### SOURCE DATA
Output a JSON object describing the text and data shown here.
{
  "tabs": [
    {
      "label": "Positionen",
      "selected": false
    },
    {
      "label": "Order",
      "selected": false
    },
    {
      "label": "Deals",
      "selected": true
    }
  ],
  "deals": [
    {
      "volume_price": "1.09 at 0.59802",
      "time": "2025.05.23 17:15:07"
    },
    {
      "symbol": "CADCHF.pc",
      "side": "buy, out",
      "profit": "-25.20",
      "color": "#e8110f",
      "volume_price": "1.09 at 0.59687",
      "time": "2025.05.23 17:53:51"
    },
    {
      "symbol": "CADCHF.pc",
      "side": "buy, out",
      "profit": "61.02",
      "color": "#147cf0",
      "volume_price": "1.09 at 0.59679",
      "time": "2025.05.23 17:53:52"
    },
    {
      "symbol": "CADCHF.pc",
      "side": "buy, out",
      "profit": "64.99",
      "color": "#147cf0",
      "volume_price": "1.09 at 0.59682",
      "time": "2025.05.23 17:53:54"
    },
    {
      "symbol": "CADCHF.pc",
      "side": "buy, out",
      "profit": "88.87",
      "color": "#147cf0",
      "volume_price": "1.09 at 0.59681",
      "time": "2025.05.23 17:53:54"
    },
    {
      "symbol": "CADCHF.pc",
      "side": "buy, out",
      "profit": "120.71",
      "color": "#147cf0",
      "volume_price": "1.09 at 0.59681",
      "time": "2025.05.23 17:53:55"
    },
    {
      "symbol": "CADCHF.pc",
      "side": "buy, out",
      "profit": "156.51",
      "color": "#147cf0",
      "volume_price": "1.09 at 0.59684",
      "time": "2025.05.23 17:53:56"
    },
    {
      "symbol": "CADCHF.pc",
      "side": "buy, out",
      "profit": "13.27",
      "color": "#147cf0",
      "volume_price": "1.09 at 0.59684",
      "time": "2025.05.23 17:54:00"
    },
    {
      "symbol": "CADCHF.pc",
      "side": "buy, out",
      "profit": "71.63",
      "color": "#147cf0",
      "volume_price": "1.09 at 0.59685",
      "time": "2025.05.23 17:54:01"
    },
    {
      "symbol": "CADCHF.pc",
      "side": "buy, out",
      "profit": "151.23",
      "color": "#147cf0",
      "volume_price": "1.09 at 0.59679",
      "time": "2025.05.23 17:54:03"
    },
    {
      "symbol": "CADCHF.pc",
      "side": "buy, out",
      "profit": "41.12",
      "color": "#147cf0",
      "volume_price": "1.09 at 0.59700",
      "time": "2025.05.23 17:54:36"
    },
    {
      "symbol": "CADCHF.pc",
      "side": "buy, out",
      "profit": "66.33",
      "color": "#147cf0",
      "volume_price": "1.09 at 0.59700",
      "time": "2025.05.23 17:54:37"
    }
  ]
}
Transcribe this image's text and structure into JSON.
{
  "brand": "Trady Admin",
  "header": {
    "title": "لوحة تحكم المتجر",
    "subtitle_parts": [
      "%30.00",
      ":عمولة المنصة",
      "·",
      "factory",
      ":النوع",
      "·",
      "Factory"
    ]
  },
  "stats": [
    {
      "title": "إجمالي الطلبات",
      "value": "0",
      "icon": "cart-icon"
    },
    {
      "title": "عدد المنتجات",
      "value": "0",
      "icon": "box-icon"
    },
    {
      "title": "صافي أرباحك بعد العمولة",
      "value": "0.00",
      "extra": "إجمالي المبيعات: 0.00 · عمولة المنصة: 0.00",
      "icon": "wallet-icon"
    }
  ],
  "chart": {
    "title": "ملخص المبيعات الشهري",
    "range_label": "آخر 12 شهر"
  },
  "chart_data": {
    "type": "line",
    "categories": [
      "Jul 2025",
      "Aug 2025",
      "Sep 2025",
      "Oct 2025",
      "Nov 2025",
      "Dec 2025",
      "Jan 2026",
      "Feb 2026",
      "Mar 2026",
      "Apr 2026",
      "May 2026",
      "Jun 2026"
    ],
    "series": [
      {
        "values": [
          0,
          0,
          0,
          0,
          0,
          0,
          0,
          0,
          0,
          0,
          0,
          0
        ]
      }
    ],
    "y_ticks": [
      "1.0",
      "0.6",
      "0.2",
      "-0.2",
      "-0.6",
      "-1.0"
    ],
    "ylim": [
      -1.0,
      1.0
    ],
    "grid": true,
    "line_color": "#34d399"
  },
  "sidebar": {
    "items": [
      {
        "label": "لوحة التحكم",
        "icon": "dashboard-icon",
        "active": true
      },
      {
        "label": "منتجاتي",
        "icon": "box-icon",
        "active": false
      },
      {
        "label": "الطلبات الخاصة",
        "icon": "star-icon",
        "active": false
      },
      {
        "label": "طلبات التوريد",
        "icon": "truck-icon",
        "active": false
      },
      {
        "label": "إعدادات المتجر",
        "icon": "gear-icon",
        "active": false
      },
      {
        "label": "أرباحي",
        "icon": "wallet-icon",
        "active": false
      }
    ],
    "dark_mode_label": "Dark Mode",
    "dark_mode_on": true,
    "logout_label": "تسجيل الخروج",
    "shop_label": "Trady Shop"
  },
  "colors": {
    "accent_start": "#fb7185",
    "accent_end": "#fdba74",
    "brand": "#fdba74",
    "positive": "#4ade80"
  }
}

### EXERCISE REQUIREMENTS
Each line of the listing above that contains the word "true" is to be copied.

### FINISHED TASK
      "selected": true
    "grid": true,
        "active": true
    "dark_mode_on": true,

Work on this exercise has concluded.